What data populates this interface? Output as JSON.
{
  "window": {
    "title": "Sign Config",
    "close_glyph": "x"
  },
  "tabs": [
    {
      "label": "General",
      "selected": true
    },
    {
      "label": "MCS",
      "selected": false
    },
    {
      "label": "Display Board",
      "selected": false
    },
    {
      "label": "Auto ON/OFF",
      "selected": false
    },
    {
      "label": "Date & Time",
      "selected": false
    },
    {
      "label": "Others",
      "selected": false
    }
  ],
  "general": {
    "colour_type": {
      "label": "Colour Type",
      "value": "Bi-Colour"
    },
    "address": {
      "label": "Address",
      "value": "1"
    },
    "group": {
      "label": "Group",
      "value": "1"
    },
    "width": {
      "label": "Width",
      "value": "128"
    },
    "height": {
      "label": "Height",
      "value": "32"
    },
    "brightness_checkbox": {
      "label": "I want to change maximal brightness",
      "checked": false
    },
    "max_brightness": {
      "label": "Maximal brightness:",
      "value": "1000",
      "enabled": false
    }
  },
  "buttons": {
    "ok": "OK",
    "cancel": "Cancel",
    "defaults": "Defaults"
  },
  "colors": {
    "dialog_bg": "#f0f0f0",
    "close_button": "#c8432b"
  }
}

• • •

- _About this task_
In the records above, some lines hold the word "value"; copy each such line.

- _Answer to this exercise_
      "value": "Bi-Colour"
      "value": "1"
      "value": "1"
      "value": "128"
      "value": "32"
      "value": "1000",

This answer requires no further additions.